WOLA and 10 other human rights groups warned last week that the law “would set a fundamentally negative precedent in Latin America.” They called on Mexico to “professionalize the civilian police and guarantee an independent and autonomous national prosecutor’s office capable of effectively investigating crimes and human rights violations.”

“You can’t substitute soldiers for police.”

Mexico leans on its armed forces in part because they’re generally considered less corruptible than its police, but the navy’s image was tainted on Friday when the national press reported that six marines recently kidnapped a businessman aboard an official navy pickup truck in Mexico City and demanded a $1 million ransom. The army has also been implicated in several high-profile massacres in recent years.

“It’s very obvious why the military don’t do police work, because in a confrontation they’re trained to eliminate enemies, not to arrest criminals,” said Catalina Pérez Correa, a law professor and public security expert. “You can’t substitute soldiers for police.”

Pérez also warned that the proposed legislation “gives a lot of power to the president, with very few checks and balances. If there are protests after the upcoming elections, this law could justify the president in deploying the army to control the demonstrations.”

A fast-approaching presidential election

Security concerns are likely to play a major role in Mexico’s July 2018 presidential election.

The early front-runner, Andrés Manuel López Obrador, put forward his own controversial proposal on Saturday. Speaking in Guerrero, a state ravaged by drug-related violence, the veteran leftist candidate said he would consider an “amnesty” for cartel leaders, with the backing of their victims.


López Obrador, a frequent critic of Donald Trump, said he would also “demand that the U.S. government carry out campaigns to reduce consumption” of illegal narcotics.

The proposed amnesty was greeted with skepticism in the Mexican press.

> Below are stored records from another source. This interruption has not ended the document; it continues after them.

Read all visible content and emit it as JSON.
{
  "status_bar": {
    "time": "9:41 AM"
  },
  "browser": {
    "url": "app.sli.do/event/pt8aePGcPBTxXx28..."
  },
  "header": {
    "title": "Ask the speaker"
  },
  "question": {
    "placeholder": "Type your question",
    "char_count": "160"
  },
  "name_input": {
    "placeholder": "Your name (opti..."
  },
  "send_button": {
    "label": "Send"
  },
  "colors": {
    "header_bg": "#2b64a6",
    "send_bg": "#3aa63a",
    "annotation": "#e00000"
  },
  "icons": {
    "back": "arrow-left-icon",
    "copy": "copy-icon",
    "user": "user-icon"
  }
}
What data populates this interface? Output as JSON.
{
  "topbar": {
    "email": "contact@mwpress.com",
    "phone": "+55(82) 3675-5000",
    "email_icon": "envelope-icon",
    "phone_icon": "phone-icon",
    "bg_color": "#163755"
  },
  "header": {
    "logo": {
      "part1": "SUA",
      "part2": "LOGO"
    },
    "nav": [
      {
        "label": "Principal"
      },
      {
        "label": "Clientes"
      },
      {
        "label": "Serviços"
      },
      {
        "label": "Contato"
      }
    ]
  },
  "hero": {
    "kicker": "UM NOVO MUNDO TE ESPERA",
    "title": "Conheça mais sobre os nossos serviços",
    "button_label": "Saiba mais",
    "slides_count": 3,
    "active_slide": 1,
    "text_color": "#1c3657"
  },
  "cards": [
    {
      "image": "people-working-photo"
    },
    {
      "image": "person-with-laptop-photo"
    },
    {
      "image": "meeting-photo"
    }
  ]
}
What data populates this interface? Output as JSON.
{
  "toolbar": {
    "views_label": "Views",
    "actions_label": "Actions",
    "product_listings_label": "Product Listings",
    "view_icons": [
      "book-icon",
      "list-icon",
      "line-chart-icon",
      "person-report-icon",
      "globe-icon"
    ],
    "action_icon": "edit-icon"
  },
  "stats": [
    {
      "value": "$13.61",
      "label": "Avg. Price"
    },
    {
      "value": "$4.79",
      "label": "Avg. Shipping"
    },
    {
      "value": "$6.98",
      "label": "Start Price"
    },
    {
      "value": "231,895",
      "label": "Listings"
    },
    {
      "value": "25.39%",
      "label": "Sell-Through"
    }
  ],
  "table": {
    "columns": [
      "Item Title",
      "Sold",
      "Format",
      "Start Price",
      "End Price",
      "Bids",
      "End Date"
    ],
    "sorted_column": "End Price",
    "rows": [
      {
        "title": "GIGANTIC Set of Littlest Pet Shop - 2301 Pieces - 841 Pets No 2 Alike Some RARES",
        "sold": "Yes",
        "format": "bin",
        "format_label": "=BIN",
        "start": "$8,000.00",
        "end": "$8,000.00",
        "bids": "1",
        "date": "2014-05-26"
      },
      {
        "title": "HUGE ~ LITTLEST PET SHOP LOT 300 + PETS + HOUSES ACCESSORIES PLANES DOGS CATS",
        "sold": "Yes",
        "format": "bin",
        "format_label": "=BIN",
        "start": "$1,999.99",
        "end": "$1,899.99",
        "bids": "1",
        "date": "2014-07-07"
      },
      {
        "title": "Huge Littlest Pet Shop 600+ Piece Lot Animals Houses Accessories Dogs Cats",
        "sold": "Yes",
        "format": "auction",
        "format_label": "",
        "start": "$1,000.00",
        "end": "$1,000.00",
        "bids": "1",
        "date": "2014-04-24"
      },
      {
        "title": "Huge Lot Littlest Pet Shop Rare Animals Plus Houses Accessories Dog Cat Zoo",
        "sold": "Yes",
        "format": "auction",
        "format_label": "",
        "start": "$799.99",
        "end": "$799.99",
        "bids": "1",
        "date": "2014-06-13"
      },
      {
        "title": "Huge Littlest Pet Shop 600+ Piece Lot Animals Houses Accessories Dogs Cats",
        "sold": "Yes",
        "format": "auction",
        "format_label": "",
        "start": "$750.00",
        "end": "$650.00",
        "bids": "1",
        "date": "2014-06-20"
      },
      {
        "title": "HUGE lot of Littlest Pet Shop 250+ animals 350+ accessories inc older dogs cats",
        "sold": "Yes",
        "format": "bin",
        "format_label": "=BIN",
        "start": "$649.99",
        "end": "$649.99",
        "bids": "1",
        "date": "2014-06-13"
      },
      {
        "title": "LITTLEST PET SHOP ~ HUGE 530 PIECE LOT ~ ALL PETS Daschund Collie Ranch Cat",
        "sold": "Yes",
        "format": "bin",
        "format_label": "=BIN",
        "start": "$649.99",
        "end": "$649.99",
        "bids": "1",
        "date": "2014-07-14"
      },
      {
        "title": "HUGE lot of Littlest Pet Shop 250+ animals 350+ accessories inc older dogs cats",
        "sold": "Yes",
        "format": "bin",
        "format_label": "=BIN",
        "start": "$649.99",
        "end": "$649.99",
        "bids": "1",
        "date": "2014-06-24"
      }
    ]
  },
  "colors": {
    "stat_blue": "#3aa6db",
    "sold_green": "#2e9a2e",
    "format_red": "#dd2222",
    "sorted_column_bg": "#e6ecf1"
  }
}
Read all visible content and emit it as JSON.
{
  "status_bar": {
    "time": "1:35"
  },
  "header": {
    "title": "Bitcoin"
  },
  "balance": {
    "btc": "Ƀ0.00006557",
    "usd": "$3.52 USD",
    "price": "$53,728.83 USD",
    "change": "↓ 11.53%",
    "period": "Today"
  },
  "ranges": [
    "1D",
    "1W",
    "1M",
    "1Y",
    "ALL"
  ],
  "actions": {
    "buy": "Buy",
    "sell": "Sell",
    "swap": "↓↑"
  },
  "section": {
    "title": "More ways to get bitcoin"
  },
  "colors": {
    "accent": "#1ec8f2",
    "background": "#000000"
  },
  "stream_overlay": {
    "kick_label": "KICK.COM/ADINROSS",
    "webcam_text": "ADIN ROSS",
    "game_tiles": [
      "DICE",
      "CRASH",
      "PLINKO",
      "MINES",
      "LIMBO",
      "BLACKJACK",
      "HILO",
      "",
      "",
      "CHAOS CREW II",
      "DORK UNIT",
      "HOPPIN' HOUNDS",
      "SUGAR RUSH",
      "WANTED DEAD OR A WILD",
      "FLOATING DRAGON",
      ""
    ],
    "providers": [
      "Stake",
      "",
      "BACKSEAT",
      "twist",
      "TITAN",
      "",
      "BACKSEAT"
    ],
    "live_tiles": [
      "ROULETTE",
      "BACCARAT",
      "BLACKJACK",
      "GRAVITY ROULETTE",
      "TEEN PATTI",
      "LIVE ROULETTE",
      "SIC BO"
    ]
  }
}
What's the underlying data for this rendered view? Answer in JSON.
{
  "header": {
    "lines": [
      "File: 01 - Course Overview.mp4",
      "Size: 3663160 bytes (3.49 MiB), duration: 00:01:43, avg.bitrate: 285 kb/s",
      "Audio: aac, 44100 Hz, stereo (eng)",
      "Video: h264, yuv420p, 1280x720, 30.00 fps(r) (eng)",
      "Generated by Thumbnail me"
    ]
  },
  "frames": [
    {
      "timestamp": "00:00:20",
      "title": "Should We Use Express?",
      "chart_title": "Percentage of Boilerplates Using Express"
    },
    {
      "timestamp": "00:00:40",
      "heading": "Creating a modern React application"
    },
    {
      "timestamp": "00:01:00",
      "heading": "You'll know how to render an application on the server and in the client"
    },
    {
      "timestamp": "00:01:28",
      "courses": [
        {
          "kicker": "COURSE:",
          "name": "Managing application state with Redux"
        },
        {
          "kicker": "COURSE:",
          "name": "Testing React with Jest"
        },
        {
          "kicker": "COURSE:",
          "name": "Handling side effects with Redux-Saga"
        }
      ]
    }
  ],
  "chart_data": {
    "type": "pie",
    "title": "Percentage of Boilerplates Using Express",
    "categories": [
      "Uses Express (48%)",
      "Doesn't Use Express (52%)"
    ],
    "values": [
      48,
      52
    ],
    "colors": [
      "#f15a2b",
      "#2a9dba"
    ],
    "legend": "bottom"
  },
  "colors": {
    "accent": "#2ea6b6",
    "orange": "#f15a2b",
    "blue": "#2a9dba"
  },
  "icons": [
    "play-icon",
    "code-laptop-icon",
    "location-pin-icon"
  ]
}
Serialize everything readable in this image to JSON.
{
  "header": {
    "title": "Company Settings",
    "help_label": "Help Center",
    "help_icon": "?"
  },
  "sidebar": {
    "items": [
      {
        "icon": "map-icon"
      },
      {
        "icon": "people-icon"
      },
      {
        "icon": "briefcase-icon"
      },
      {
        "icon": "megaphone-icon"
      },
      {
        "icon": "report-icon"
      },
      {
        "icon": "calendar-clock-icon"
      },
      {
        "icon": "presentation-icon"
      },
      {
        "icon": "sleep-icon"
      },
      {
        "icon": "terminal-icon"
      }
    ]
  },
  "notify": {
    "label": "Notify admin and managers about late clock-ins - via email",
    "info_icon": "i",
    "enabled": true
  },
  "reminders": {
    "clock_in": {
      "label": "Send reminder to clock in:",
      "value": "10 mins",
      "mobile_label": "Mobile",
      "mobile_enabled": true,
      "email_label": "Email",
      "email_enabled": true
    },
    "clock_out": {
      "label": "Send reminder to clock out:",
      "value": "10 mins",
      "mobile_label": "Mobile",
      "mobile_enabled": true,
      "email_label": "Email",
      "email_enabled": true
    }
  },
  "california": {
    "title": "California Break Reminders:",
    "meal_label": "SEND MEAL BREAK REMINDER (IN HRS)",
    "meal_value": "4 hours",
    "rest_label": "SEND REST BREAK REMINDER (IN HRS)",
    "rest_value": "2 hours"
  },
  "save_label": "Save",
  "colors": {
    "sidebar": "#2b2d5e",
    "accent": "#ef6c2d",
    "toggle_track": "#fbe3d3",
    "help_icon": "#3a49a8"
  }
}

“This requires a lot of work in the long term, but our politicians aren’t prepared to do that because it won’t help them in the next elections.”

“To negotiate with criminals is to pact with the devil,” the security analyst Alejandro Hope wrote on Monday, noting that any pact with the cartels would be unstable, difficult to implement, and potentially counterproductive.

“There’s no way that an amnesty would guarantee peace,” added the columnist Héctor de Mauleón. “It would just be a way of preventing hundreds of thousands of Mexicans from receiving justice.”

Lamenting the lack of viable proposals from Mexico’s politicians, Pérez insisted that there’s no simple solution to the nation’s problems.

“The police and justice systems need reforming. We need a security model based on civic participation instead of bullets,” she said. “This requires a lot of work in the long term, but our politicians aren’t prepared to do that because it won’t help them in the next elections.”


Duncan Tucker is a freelance journalist based in Mexico